_To do:_ This exercise asks for the records to be retyped exactly as they read.

_Stored items:_
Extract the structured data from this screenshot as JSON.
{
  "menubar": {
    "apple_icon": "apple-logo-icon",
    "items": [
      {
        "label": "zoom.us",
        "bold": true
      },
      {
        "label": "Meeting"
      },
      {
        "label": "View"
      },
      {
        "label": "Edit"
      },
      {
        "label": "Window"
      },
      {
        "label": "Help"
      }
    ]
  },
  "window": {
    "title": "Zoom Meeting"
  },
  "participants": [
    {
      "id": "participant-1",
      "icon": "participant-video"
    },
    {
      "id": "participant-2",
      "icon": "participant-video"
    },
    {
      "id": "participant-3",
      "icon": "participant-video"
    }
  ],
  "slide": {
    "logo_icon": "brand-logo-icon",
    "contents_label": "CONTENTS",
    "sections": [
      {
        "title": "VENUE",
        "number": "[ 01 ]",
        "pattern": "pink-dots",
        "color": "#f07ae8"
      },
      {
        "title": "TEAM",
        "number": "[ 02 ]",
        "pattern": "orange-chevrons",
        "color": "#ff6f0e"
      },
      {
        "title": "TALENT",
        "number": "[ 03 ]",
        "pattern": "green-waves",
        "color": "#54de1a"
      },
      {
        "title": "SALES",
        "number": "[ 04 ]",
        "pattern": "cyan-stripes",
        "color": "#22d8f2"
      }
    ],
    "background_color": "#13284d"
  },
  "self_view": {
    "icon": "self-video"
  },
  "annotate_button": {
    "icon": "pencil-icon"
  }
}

_Solution for this problem:_
Extract the structured data from this screenshot as JSON.
{
  "menubar": {
    "apple_icon": "apple-logo-icon",
    "items": [
      {
        "label": "zoom.us",
        "bold": true
      },
      {
        "label": "Meeting"
      },
      {
        "label": "View"
      },
      {
        "label": "Edit"
      },
      {
        "label": "Window"
      },
      {
        "label": "Help"
      }
    ]
  },
  "window": {
    "title": "Zoom Meeting"
  },
  "participants": [
    {
      "id": "participant-1",
      "icon": "participant-video"
    },
    {
      "id": "participant-2",
      "icon": "participant-video"
    },
    {
      "id": "participant-3",
      "icon": "participant-video"
    }
  ],
  "slide": {
    "logo_icon": "brand-logo-icon",
    "contents_label": "CONTENTS",
    "sections": [
      {
        "title": "VENUE",
        "number": "[ 01 ]",
        "pattern": "pink-dots",
        "color": "#f07ae8"
      },
      {
        "title": "TEAM",
        "number": "[ 02 ]",
        "pattern": "orange-chevrons",
        "color": "#ff6f0e"
      },
      {
        "title": "TALENT",
        "number": "[ 03 ]",
        "pattern": "green-waves",
        "color": "#54de1a"
      },
      {
        "title": "SALES",
        "number": "[ 04 ]",
        "pattern": "cyan-stripes",
        "color": "#22d8f2"
      }
    ],
    "background_color": "#13284d"
  },
  "self_view": {
    "icon": "self-video"
  },
  "annotate_button": {
    "icon": "pencil-icon"
  }
}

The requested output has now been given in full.